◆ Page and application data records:
Segment Open

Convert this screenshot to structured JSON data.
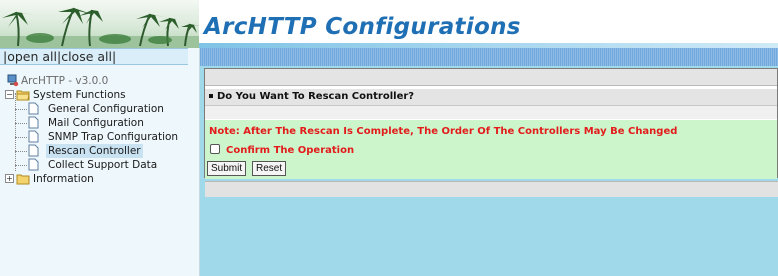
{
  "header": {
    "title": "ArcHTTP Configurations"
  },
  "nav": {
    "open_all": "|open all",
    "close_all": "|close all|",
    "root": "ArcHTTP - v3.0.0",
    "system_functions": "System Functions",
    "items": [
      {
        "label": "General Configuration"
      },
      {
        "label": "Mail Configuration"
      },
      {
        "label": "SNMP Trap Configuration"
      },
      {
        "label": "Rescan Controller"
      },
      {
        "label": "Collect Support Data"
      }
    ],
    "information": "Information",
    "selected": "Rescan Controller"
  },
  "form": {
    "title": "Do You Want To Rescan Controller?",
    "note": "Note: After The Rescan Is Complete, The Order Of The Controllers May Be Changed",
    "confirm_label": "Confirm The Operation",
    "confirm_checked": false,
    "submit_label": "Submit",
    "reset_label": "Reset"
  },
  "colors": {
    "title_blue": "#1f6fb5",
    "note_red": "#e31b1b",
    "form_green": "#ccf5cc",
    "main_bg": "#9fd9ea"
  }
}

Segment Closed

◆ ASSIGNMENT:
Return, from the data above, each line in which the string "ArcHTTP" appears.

◆ RESPONSE AREA:
    "title": "ArcHTTP Configurations"
    "root": "ArcHTTP - v3.0.0",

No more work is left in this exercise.